HOW TO COMPLETE THIS TASK. Tally the lines of the records that contain the string "Tomcat", then give the total and nothing more.

THE DATA Block Start

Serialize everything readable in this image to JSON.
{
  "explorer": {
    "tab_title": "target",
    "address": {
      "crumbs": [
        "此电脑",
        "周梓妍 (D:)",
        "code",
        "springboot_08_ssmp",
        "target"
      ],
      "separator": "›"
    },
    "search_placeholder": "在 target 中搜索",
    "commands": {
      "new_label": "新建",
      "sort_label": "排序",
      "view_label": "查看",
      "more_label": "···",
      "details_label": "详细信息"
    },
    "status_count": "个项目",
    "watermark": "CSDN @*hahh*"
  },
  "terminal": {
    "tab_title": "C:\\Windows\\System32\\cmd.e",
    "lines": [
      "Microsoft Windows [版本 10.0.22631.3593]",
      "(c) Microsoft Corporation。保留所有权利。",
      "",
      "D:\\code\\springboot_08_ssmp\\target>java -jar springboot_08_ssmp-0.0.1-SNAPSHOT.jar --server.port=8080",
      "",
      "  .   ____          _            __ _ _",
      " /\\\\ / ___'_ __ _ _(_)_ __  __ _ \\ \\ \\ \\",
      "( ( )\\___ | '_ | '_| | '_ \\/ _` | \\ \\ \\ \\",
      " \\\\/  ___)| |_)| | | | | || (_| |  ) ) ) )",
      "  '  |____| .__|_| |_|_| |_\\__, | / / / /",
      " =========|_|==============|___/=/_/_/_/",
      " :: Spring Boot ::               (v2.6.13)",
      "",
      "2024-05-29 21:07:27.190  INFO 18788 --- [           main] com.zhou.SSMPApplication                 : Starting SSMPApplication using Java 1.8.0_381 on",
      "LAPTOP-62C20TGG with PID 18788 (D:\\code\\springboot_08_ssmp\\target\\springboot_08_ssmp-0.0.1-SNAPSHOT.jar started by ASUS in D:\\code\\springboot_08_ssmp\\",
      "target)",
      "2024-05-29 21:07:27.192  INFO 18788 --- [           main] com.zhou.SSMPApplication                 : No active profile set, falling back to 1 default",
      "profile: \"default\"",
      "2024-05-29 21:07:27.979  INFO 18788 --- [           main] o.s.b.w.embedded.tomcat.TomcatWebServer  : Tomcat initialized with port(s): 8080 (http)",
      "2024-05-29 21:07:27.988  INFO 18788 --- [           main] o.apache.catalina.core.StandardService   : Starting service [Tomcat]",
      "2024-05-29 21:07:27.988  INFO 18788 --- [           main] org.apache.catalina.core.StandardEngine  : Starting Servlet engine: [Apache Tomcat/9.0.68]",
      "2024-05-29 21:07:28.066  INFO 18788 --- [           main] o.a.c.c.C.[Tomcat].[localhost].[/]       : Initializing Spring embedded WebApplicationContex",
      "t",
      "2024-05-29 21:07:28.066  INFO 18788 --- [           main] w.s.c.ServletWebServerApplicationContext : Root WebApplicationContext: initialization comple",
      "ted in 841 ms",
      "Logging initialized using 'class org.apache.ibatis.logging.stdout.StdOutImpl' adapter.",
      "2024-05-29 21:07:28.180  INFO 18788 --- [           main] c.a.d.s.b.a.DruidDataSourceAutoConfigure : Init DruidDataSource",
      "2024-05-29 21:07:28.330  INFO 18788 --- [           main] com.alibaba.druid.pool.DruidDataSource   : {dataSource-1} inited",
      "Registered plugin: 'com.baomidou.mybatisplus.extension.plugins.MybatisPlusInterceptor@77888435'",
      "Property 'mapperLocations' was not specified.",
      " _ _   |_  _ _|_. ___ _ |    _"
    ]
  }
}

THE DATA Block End

YOUR RESPONSE. 4